A ” jam session ” by Michaela and Angelika
A: Since I have started listening to Eckhart Tolle´s teachings in 2008, I have gone on and off into periods of intensive pain and suffering. Lately emotional pain has replaced the physical pain.
M: Physical pain very often is an expression of blocked energy. It can be maddening, because one can really suffer a lot, but no physical causes can be found. Very often the diagnosis is “psychosomatic,” which is correct, but for many sufferers has the undertone of “faking it,” or “its not serious.”
A: Eckhart suggests that we surrender to what is. So I followed this practice as well as I could from the time I began listening to his work.
Four weeks ago, by chance I happened to meet a friend, who was very keen on telling me about John Welwood´s work. My immediate “ego” response was a sense of resistance to my friend´s offering. However, I went ahead and ordered a set of CDs of a John Welwood seminar.
Three weeks ago I entered a seven day period of almost unbearable despair, emotional pain and desolation. These feelings came up within me almost randomly. All I could do was allow them to be. I did my best not to add a story to the upcoming sensations and emotions. My resistance towards what was happening was very exhausting.
At the time I received the Welwood CD set. On the set, he was explaining the causes of our psychological difficulties, which are, like a never ending wheel of karma, repeatedly calling up pain and suffering.
However, he also points to the way out of this condition. Welwood explains that feeling connected to Life allows a free circulation of energy. Then we feel open, and experience Stillness, Peace, and Genuine Goodness. A loss of this connected feeling causes pain, grief, sorrow and anger.
M: It leads to resistance, because the strong emotions can be perceived as unbearable.
A: This unconnected condition usually leads to acting out our defenses (e.g., attack or withdrawal), as we try to compensate for the pain. Old grievance is also a part of our compensation as well as a cause for it. It obscures the feeling of anger. Anger conceals the grief of the loss of connection, of the loss of a sense of who we really are, of the loss of “self love.”
Usually our strategy is to blame “the others” for this. M: ”The others” may also be a disease or chronic symptoms of pain and suffering. It is much easier to blame a “disease” than looking for the causes within oneself. A: Although at other times we may as well expect “the others” to be able to heal our loss.
This almost never works and it engages us in an ongoing circle of actions and reactions. M: This is also true for being frustrated with medicine or the physician, who can become “the other.”
A: What works is the antidote for the loss of connection:
Learning to hold our own sense of “un-love,” and learning to relate from within ourselves to pain, body sensations, and resistance brings us to the actual healing itself.

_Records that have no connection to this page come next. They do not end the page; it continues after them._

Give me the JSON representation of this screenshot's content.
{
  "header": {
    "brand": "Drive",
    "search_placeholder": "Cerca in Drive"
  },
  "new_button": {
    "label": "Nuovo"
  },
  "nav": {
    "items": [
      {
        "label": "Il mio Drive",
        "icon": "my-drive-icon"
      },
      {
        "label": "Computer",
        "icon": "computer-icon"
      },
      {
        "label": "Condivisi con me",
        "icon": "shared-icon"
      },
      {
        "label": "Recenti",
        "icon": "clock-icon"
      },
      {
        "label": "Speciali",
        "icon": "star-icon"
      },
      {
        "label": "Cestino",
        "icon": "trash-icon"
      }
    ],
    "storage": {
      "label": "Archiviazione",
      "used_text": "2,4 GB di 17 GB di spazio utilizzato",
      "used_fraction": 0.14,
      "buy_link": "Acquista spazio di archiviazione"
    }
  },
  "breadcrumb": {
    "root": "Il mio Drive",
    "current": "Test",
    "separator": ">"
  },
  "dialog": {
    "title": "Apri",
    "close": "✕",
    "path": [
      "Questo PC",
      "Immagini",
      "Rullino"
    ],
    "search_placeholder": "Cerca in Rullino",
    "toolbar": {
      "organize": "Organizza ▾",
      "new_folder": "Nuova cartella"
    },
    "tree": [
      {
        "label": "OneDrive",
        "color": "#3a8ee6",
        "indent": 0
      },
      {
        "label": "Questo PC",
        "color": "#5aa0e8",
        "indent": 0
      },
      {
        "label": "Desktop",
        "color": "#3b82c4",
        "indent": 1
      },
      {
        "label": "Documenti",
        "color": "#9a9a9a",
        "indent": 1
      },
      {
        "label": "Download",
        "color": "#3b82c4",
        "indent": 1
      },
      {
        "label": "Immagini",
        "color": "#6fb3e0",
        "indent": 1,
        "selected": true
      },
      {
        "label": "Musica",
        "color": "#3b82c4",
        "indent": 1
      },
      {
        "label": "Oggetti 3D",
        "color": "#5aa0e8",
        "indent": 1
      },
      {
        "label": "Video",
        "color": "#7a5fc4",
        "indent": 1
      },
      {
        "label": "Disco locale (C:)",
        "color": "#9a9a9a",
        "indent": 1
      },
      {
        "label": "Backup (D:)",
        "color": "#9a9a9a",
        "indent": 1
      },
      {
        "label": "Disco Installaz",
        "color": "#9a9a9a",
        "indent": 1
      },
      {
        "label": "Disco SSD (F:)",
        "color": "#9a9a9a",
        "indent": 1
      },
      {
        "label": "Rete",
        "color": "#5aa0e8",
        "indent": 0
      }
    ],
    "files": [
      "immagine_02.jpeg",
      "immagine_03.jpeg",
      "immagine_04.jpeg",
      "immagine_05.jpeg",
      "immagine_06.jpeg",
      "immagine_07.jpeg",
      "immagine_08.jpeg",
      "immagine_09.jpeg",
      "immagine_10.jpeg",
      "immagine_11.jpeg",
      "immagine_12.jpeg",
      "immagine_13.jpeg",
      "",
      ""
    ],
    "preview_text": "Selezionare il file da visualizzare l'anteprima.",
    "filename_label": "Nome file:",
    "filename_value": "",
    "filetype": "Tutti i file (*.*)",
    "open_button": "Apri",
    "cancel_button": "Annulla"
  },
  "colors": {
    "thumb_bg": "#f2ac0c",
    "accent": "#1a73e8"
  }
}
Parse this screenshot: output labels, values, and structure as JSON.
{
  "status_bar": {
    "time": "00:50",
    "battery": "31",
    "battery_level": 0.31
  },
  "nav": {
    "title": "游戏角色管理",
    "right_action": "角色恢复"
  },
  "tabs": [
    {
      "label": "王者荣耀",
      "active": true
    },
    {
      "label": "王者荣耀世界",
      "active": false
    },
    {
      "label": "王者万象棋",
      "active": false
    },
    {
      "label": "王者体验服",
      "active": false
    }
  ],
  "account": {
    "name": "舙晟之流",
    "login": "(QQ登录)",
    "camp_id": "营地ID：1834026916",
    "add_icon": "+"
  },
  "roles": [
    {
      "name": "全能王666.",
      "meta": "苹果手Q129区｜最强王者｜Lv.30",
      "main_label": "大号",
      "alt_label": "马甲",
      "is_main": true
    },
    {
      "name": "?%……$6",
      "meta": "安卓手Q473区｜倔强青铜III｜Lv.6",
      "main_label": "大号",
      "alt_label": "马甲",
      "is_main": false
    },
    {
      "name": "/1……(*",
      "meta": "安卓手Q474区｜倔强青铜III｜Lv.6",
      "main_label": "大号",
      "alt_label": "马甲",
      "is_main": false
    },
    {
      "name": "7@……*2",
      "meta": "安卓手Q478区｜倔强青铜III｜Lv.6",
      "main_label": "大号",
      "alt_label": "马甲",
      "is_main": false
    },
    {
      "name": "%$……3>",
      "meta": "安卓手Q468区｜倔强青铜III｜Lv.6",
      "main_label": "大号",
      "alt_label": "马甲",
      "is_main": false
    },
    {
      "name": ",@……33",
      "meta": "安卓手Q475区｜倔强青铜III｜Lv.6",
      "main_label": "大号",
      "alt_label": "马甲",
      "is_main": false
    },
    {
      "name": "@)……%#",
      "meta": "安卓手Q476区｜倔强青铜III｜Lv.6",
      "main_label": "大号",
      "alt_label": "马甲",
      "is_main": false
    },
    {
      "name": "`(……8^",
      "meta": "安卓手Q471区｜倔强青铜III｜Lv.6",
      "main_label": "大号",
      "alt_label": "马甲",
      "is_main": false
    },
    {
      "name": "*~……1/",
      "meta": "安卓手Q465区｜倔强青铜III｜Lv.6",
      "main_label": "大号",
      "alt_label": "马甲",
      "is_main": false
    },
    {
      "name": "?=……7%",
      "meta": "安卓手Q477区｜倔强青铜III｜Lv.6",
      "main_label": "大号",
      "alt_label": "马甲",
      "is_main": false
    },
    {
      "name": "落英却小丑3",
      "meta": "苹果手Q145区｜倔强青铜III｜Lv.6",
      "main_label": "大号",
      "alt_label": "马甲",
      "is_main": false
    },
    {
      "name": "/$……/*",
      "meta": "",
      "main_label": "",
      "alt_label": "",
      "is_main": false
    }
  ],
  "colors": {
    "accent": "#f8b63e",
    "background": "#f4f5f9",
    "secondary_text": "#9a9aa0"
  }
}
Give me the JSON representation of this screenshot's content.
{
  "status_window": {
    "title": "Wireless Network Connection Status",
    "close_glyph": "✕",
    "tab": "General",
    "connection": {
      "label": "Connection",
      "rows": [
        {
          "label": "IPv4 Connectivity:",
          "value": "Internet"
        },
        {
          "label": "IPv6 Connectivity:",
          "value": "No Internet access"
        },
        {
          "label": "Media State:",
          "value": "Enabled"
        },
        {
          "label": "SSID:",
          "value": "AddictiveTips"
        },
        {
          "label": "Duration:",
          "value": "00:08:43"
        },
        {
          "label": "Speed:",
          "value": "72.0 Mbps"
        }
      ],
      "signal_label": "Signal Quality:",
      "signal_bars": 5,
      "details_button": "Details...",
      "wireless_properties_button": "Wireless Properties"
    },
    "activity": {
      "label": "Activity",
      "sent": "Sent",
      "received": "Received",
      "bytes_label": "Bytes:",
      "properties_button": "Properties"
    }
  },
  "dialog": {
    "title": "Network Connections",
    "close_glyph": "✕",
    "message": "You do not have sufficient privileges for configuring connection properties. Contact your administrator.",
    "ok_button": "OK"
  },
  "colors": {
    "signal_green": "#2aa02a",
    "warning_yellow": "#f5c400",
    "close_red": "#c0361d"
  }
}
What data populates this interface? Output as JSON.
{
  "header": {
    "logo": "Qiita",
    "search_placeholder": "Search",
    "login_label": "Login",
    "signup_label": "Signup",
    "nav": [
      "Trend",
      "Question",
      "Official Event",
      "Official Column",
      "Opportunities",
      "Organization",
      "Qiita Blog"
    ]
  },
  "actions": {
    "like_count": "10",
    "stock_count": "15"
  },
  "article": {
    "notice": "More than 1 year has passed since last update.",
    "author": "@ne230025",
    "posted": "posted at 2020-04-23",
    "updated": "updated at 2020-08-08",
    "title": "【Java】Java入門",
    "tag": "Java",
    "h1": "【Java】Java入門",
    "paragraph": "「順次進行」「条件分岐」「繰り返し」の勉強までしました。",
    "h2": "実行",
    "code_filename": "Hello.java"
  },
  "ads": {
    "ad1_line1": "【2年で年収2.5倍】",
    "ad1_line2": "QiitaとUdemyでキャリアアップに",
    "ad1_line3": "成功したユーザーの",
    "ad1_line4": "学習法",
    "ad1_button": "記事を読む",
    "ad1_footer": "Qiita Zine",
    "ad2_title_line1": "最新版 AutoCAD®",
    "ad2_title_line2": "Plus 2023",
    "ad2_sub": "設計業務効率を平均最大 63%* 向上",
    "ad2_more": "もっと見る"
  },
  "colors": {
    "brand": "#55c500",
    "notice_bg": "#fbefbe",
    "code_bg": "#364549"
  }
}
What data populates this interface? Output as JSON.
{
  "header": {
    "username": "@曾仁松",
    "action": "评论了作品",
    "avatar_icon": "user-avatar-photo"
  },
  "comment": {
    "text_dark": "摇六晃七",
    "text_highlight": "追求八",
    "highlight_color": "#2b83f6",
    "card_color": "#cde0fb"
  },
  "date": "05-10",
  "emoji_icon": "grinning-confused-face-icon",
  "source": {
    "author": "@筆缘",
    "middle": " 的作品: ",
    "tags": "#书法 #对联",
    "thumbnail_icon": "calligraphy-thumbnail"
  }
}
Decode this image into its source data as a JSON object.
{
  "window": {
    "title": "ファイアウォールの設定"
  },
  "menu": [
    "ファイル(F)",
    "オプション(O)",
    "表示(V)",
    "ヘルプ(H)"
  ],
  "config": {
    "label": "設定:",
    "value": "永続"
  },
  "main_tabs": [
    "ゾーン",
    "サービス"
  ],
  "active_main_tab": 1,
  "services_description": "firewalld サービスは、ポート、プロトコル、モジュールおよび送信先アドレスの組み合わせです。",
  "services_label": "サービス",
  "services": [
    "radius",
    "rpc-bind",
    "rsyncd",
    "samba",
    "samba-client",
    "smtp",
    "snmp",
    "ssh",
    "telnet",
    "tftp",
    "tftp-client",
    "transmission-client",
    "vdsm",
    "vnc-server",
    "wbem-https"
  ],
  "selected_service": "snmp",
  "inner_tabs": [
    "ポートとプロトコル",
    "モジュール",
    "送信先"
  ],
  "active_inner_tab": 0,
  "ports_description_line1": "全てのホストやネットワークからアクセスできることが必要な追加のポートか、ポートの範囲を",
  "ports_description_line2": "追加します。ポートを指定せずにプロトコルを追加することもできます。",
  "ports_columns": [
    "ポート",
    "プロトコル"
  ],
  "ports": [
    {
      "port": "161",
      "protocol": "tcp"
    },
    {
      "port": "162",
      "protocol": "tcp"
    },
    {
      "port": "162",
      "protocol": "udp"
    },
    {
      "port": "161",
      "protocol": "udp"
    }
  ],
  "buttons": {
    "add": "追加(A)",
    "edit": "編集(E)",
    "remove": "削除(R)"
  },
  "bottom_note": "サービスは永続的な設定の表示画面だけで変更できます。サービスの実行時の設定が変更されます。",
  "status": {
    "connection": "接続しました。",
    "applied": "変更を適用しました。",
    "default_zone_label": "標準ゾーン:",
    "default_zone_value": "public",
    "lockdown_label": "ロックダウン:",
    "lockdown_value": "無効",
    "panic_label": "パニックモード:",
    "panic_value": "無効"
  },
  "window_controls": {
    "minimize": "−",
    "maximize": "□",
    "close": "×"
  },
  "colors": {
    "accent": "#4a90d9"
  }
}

M: This is what is called allowing and acceptance, or “loving what is.” Of course I can only allow, what I know to be there…
A: We need to find the “place of un-love” within us, although it is usually the last place we want to experience. This part of us is like a haunted house and we have abandoned it. Coming back to this place, experiencing it directly, opening it up again, letting light and warmth in, will bring healing and connection to Life itself. We need to learn now to hold this place within us. M: It feels like relaxing, actually.
A: That is basically what we had always wanted from our parents.
We wanted and needed them to show us how to deal with arising sensations and emotions in our body. We wanted them to tell us, “I see what you feel, and it is alright.”
M: It may not always be a totally straightforward process to find this place. It may be buried under resistance, denial or patterns of avoidance. It is important to unfurl the entangled energies and go to the bottom of them. There may be layers of different feelings and emotions to uncover.
A: Since we are not children any longer, it is appropriate to go to this place alone, make contact with it, acknowledge what is there, and how it feels in our body (as opposed to in our mind). We may experience a feeling in our stomach, an agitation in the belly, a tightness in the chest or throat, or a general heaviness in our body. With this experience we open our heart to the feeling, and develop a kind understanding towards our self. We then let go of any barrier between us and the feeling. We now stay in alert presence with it.
We allow it to be just as it is, and this allows us to relax.
We deliberately relinquish any attempts to fix, judge or change sensations or emotions. Welwood calls this “body sensing,” meaning “the acknowledging of inner feeling and not the story or mental construction around it.” Gurdjieff called this “conscious suffering,” willingly making use of the pain that arises when encountering inner feelings (obstacles), as a motivation to work on overcoming them. M: Conscious suffering is actually a contradiction of terms. Once we are conscious of the sensation of the pain and experience, and allow it for what it is, we no longer “suffer.” We only suffer when we build resistance towards something. Once we accept and allow, we drop the resistance, which is called letting go. Another word for it would be to “open up.”
A: Knowing this, we can, especially in any relationship, convert tribulations, misunderstandings, misinterpretations into chances for healing and instead of closing up, get reconnected to Life itself again.